**TASK PROMPT:** Set down the data that follows again, exactly as written.

-------- RECORDED DATA --------

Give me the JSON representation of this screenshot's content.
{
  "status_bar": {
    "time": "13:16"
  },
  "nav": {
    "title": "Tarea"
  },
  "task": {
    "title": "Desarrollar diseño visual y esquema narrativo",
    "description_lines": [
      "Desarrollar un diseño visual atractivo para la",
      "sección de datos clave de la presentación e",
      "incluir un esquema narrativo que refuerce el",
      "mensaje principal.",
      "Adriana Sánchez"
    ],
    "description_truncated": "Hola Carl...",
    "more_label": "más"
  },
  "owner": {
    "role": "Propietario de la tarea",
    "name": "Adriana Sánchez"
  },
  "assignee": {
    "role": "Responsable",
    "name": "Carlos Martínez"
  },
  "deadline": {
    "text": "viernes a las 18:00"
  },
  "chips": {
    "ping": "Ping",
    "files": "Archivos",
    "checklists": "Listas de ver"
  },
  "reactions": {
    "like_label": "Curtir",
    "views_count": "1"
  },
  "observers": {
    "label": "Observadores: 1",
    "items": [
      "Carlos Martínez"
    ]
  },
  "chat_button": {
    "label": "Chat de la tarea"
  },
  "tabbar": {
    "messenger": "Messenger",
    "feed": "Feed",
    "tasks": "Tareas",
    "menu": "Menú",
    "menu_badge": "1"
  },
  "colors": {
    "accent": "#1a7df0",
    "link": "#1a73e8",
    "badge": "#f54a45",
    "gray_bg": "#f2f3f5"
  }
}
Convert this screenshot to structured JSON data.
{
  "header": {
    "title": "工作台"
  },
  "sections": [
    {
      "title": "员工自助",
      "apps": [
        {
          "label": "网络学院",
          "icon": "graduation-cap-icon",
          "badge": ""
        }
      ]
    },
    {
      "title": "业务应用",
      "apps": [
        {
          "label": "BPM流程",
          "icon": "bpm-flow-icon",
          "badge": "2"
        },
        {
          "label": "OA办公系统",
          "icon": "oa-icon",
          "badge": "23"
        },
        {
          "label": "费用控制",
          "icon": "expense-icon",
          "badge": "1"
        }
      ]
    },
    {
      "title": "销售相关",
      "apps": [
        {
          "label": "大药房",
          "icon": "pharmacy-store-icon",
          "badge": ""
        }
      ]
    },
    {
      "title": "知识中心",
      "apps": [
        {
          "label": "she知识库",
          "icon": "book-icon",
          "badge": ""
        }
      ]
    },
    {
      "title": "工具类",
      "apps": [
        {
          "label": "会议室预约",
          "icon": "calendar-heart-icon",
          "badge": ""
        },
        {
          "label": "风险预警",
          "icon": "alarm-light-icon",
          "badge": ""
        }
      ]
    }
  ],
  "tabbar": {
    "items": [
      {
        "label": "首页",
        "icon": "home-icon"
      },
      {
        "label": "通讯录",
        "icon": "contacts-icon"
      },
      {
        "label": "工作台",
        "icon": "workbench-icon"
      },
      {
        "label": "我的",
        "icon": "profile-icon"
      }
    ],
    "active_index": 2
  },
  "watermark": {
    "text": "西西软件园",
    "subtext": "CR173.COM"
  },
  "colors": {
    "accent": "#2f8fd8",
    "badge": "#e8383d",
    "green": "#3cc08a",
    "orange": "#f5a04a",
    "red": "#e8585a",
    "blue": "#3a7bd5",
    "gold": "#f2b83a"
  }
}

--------

**EXERCISE RESULT:**
Give me the JSON representation of this screenshot's content.
{
  "status_bar": {
    "time": "13:16"
  },
  "nav": {
    "title": "Tarea"
  },
  "task": {
    "title": "Desarrollar diseño visual y esquema narrativo",
    "description_lines": [
      "Desarrollar un diseño visual atractivo para la",
      "sección de datos clave de la presentación e",
      "incluir un esquema narrativo que refuerce el",
      "mensaje principal.",
      "Adriana Sánchez"
    ],
    "description_truncated": "Hola Carl...",
    "more_label": "más"
  },
  "owner": {
    "role": "Propietario de la tarea",
    "name": "Adriana Sánchez"
  },
  "assignee": {
    "role": "Responsable",
    "name": "Carlos Martínez"
  },
  "deadline": {
    "text": "viernes a las 18:00"
  },
  "chips": {
    "ping": "Ping",
    "files": "Archivos",
    "checklists": "Listas de ver"
  },
  "reactions": {
    "like_label": "Curtir",
    "views_count": "1"
  },
  "observers": {
    "label": "Observadores: 1",
    "items": [
      "Carlos Martínez"
    ]
  },
  "chat_button": {
    "label": "Chat de la tarea"
  },
  "tabbar": {
    "messenger": "Messenger",
    "feed": "Feed",
    "tasks": "Tareas",
    "menu": "Menú",
    "menu_badge": "1"
  },
  "colors": {
    "accent": "#1a7df0",
    "link": "#1a73e8",
    "badge": "#f54a45",
    "gray_bg": "#f2f3f5"
  }
}
Convert this screenshot to structured JSON data.
{
  "header": {
    "title": "工作台"
  },
  "sections": [
    {
      "title": "员工自助",
      "apps": [
        {
          "label": "网络学院",
          "icon": "graduation-cap-icon",
          "badge": ""
        }
      ]
    },
    {
      "title": "业务应用",
      "apps": [
        {
          "label": "BPM流程",
          "icon": "bpm-flow-icon",
          "badge": "2"
        },
        {
          "label": "OA办公系统",
          "icon": "oa-icon",
          "badge": "23"
        },
        {
          "label": "费用控制",
          "icon": "expense-icon",
          "badge": "1"
        }
      ]
    },
    {
      "title": "销售相关",
      "apps": [
        {
          "label": "大药房",
          "icon": "pharmacy-store-icon",
          "badge": ""
        }
      ]
    },
    {
      "title": "知识中心",
      "apps": [
        {
          "label": "she知识库",
          "icon": "book-icon",
          "badge": ""
        }
      ]
    },
    {
      "title": "工具类",
      "apps": [
        {
          "label": "会议室预约",
          "icon": "calendar-heart-icon",
          "badge": ""
        },
        {
          "label": "风险预警",
          "icon": "alarm-light-icon",
          "badge": ""
        }
      ]
    }
  ],
  "tabbar": {
    "items": [
      {
        "label": "首页",
        "icon": "home-icon"
      },
      {
        "label": "通讯录",
        "icon": "contacts-icon"
      },
      {
        "label": "工作台",
        "icon": "workbench-icon"
      },
      {
        "label": "我的",
        "icon": "profile-icon"
      }
    ],
    "active_index": 2
  },
  "watermark": {
    "text": "西西软件园",
    "subtext": "CR173.COM"
  },
  "colors": {
    "accent": "#2f8fd8",
    "badge": "#e8383d",
    "green": "#3cc08a",
    "orange": "#f5a04a",
    "red": "#e8585a",
    "blue": "#3a7bd5",
    "gold": "#f2b83a"
  }
}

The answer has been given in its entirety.